Here’s another slightly longer timelapse test video…
So, I found DSLR bot has a very similar solution, except that it uses a couple of IR-LEDs driven from the audio-out port of the iPhone. I found an old TV remote control and ripped out the two IR-LEDs from it, put them onto a 3.5mm stereo jac plug, and bought the DSLRBot app at €3.99. So, I’m sure you’ve got some old tv remote controls, and a stereo jac plug lying around, that’s all you need. For build instructions, check out the DSLRbot web page.
I was browsing around Woodies DIY today, and spotted the following clamps for sale in the bargain basement bin at €2.99 each. The spring was strong, and the plastic seemed like the good quality, hard wearing type. So I purchased a couple with some DIY strobist work in mind…
I noticed that the plastic jaws did not have a lot of grip:
so I super-glued some bits of bicycle inner tube to them:
Next, onto the real reason for the purchase, the double flash mount. This consisted of a simple tube bolted onto one of the handles of the clamp.
The copper tube has a bit of timber jammed into it so the tube would not collapse when brolly/strobe holders are screwed onto it. A simple drill hole in the clamp handle, and a drill hole throuhg the copper pipe, with a 30mm bolt and wingnut to hold them together. All done. The Result:
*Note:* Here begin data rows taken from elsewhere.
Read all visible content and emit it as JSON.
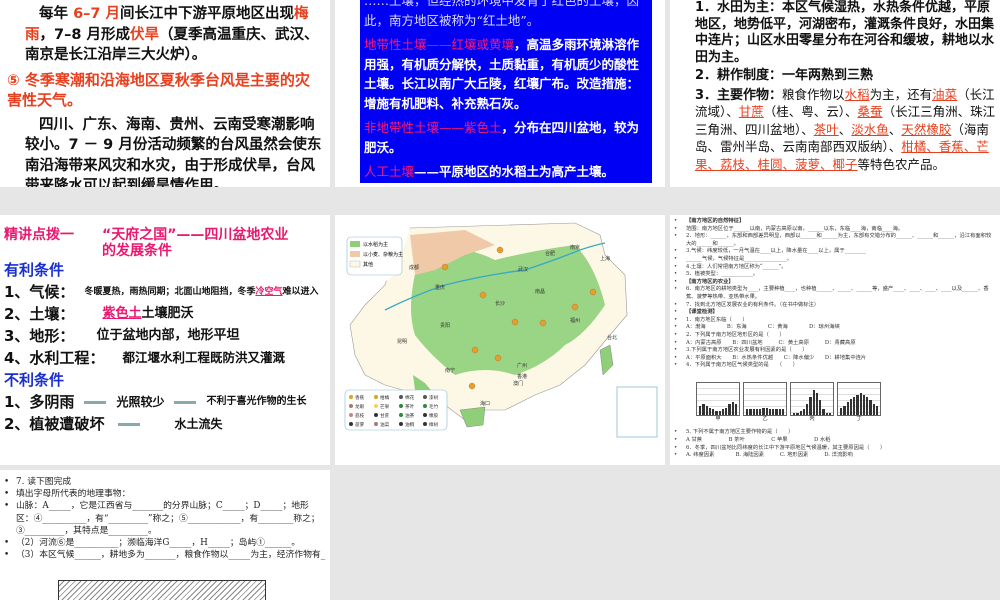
{
  "slide1": {
    "p1_a": "每年 ",
    "p1_red1": "6–7 月",
    "p1_b": "间长江中下游平原地区出现",
    "p1_red2": "梅雨",
    "p1_c": "，7–8 月形成",
    "p1_red3": "伏旱",
    "p1_d": "（夏季高温重庆、武汉、南京是长江沿岸三大火炉）。",
    "p2": "⑤ 冬季寒潮和沿海地区夏秋季台风是主要的灾害性天气。",
    "p3": "四川、广东、海南、贵州、云南受寒潮影响较小。7 － 9 月份活动频繁的台风虽然会使东南沿海带来风灾和水灾，由于形成伏旱，台风带来降水可以起到缓旱情作用。"
  },
  "slide2": {
    "p0": "……土壤，但经热的环境中发育了红色的土壤，因此，南方地区被称为“红土地”。",
    "p1_m": "地带性土壤——红壤或黄壤",
    "p1": "，高温多雨环境淋溶作用强，有机质分解快，土质黏重，有机质少的酸性土壤。长江以南广大丘陵，红壤广布。改造措施：增施有机肥料、补充熟石灰。",
    "p2_m": "非地带性土壤——紫色土",
    "p2": "，分布在四川盆地，较为肥沃。",
    "p3_m": "人工土壤",
    "p3": "——平原地区的水稻土为高产土壤。"
  },
  "slide3": {
    "p1": "1．水田为主：本区气候湿热，水热条件优越，平原地区，地势低平，河湖密布，灌溉条件良好，水田集中连片；山区水田零星分布在河谷和缓坡，耕地以水田为主。",
    "p2": "2．耕作制度：一年两熟到三熟",
    "p3_a": "3．主要作物：",
    "p3_b": "粮食作物以",
    "r1": "水稻",
    "p3_c": "为主，还有",
    "r2": "油菜",
    "p3_d": "（长江流域）、",
    "r3": "甘蔗",
    "p3_e": "（桂、粤、云）、",
    "r4": "桑蚕",
    "p3_f": "（长江三角洲、珠江三角洲、四川盆地）、",
    "r5": "茶叶",
    "p3_g": "、",
    "r6": "淡水鱼",
    "p3_h": "、",
    "r7": "天然橡胶",
    "p3_i": "（海南岛、雷州半岛、云南南部西双版纳）、",
    "r8": "柑橘、香蕉、芒果、荔枝、桂圆、菠萝、椰子",
    "p3_j": "等特色农产品。"
  },
  "slide4": {
    "title_a": "精讲点拨一",
    "title_b": "“天府之国”——四川盆地农业的发展条件",
    "fav": "有利条件",
    "rows": [
      {
        "k": "1、气候：",
        "v": "冬暖夏热，雨热同期；北面山地阻挡，冬季",
        "v_hl": "冷空气",
        "v2": "难以进入"
      },
      {
        "k": "2、土壤：",
        "v_hl": "紫色土",
        "v2": "土壤肥沃"
      },
      {
        "k": "3、地形：",
        "v": "位于盆地内部，地形平坦"
      },
      {
        "k": "4、水利工程：",
        "v": "都江堰水利工程既防洪又灌溉"
      }
    ],
    "unfav": "不利条件",
    "bad": [
      {
        "k": "1、多阴雨",
        "v": "光照较少",
        "v2": "不利于喜光作物的生长"
      },
      {
        "k": "2、植被遭破坏",
        "v": "水土流失"
      }
    ]
  },
  "slide5": {
    "legend": [
      "以水稻为主",
      "以小麦、杂粮为主",
      "其他"
    ],
    "cities": [
      "成都",
      "重庆",
      "武汉",
      "合肥",
      "南京",
      "上海",
      "长沙",
      "南昌",
      "贵阳",
      "昆明",
      "福州",
      "台北",
      "南宁",
      "广州",
      "香港",
      "澳门",
      "海口"
    ],
    "crops": [
      "香蕉",
      "柑橘",
      "棉花",
      "漆树",
      "龙眼",
      "芒果",
      "茶叶",
      "毛竹",
      "荔枝",
      "甘蔗",
      "油茶",
      "橡胶",
      "菠萝",
      "油菜",
      "油桐",
      "樟树"
    ],
    "colors": {
      "rice": "#8fcf7a",
      "wheat": "#efc9a8",
      "other": "#fdf8e6",
      "river": "#3aa9c9"
    }
  },
  "slide6": {
    "lines": [
      "【南方地区的自然特征】",
      "范围：南方地区位于______以南，内蒙古高原以南，______以东，东临____海，南临____海。",
      "2．地形：______，东部和西部差异明显，西部以______和______为主，东部有交错分布的______、______和______，沿江有面积较大的______和______。",
      "3.气候：纬度较低，一月气温在____以上，降水量在____以上，属于________",
      "______气候，气候特征是________________。",
      "4.土壤：人们常把南方地区称为“______”。",
      "5．植被类型：____________。",
      "【南方地区的农业】",
      "6．南方地区的耕地类型为____，主要种植____，也种植______、_____、______等，盛产____、____、____、____以及______、香蕉、菠萝等热带、亚热带水果。",
      "7．找到北方地区发展农业的有利条件。（在书中做标注）",
      "【课堂检测】",
      "1．南方地区东临（　　）",
      "A：渤海　　　　B：东海　　　　C：黄海　　　　D：琼州海峡",
      "2．下列属于南方地区地形区的是（　　）",
      "A：内蒙古高原　　B：四川盆地　　　C：黄土高原　　　D：青藏高原",
      "3.下列属于南方地区农业发展有利因素的是（　　）",
      "A：平原面积大　　B：水热条件优越　　C：降水偏少　　D：耕地集中连片",
      "4．下列属于南方地区气候类型的是　　（　　）"
    ],
    "chart_labels": [
      "甲",
      "乙",
      "丙",
      "丁"
    ],
    "lines2": [
      "5. 下列不属于南方地区主要作物的是（　　）",
      "A 甘蔗　　　　　B 茶叶　　　　　C 苹果　　　　　D 水稻",
      "6．冬季，四川盆地比同纬度的长江中下游平原地区气候温暖，其主要原因是（　　）",
      "A. 纬度因素　　　　B. 海陆因素　　　C. 地形因素　　　D. 洋流影响"
    ]
  },
  "slide7": {
    "lines": [
      "7. 读下图完成",
      "填出字母所代表的地理事物：",
      "山脉：A_____，它是江西省与_______的分界山脉；C_____；D_____；地形区：④__________，有“_________”称之；⑤____________，有________称之；③_________，其特点是_________。",
      "（2）河流⑥是__________；濒临海洋G_____，H_____；岛屿①______。",
      "（3）本区气候______，耕地多为_______，粮食作物以_____为主，经济作物有_"
    ]
  }
}
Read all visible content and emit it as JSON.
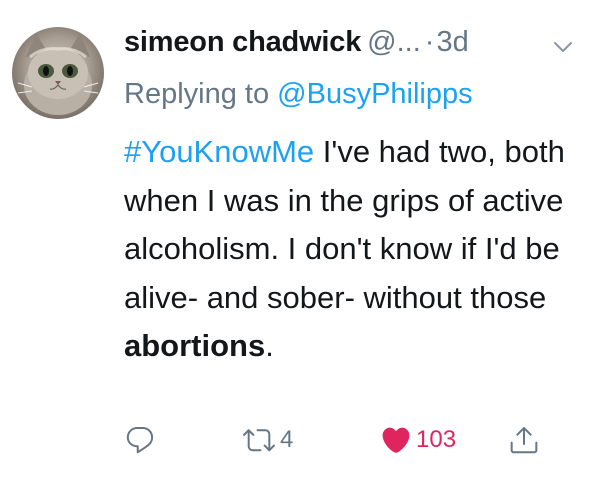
{
  "tweet": {
    "author_name": "simeon chadwick",
    "author_handle": "@...",
    "separator": "·",
    "timestamp": "3d",
    "reply_prefix": "Replying to ",
    "reply_to": "@BusyPhilipps",
    "hashtag": "#YouKnowMe",
    "text_main": " I've had two, both when I was in the grips of active alcoholism. I don't know if I'd be alive- and sober- without those ",
    "text_bold": "abortions",
    "text_end": ".",
    "retweet_count": "4",
    "like_count": "103"
  },
  "colors": {
    "link": "#1da1f2",
    "muted": "#657786",
    "like": "#e0245e"
  },
  "icons": {
    "avatar": "kitten-avatar",
    "menu": "chevron-down-icon",
    "reply": "reply-icon",
    "retweet": "retweet-icon",
    "like": "heart-icon",
    "share": "share-icon"
  }
}
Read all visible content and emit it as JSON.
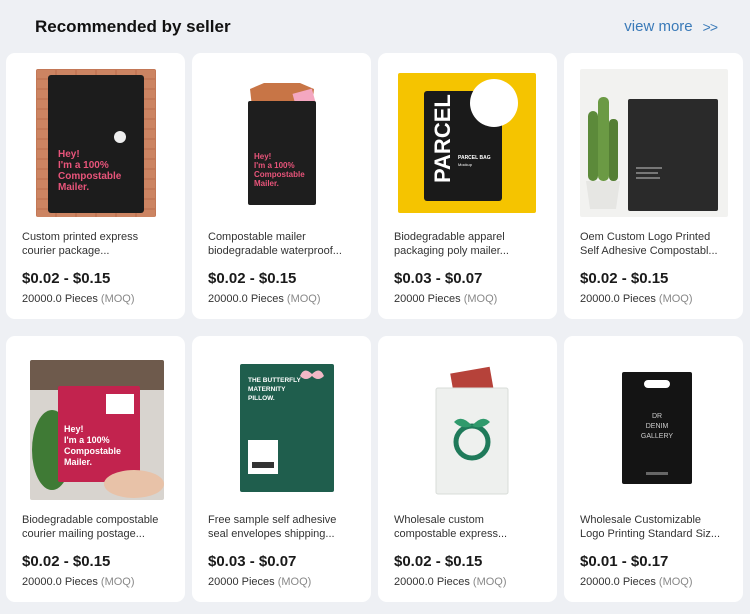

They’re probably not as strong as the Manfrotto clamps, and would struggle to hold a flash out horizontally, but the have no problem holding two strobes in the position of the image above, and would have no problem hanging from something. Not bad for under a fiver….